Content starts

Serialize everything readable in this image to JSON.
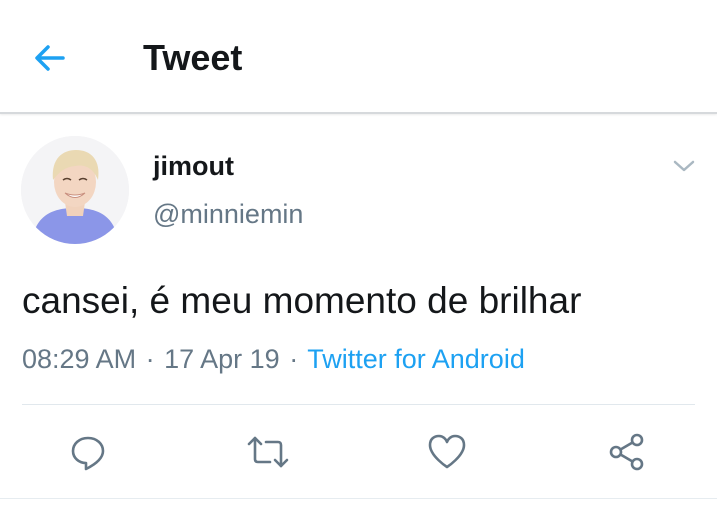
{
  "header": {
    "title": "Tweet",
    "back_icon": "arrow-left-icon"
  },
  "tweet": {
    "display_name": "jimout",
    "handle": "@minniemin",
    "text": "cansei, é meu momento de brilhar",
    "time": "08:29 AM",
    "date": "17 Apr 19",
    "separator": "·",
    "source": "Twitter for Android",
    "menu_icon": "chevron-down-icon"
  },
  "actions": {
    "reply_icon": "reply-icon",
    "retweet_icon": "retweet-icon",
    "like_icon": "heart-icon",
    "share_icon": "share-icon"
  },
  "colors": {
    "accent": "#1da1f2",
    "text_primary": "#14171a",
    "text_secondary": "#657786",
    "icon": "#657786",
    "avatar_shirt": "#8b96e8",
    "avatar_hair": "#ead9b3"
  }
}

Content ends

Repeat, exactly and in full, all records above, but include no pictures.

RESULT —
Serialize everything readable in this image to JSON.
{
  "header": {
    "title": "Tweet",
    "back_icon": "arrow-left-icon"
  },
  "tweet": {
    "display_name": "jimout",
    "handle": "@minniemin",
    "text": "cansei, é meu momento de brilhar",
    "time": "08:29 AM",
    "date": "17 Apr 19",
    "separator": "·",
    "source": "Twitter for Android",
    "menu_icon": "chevron-down-icon"
  },
  "actions": {
    "reply_icon": "reply-icon",
    "retweet_icon": "retweet-icon",
    "like_icon": "heart-icon",
    "share_icon": "share-icon"
  },
  "colors": {
    "accent": "#1da1f2",
    "text_primary": "#14171a",
    "text_secondary": "#657786",
    "icon": "#657786",
    "avatar_shirt": "#8b96e8",
    "avatar_hair": "#ead9b3"
  }
}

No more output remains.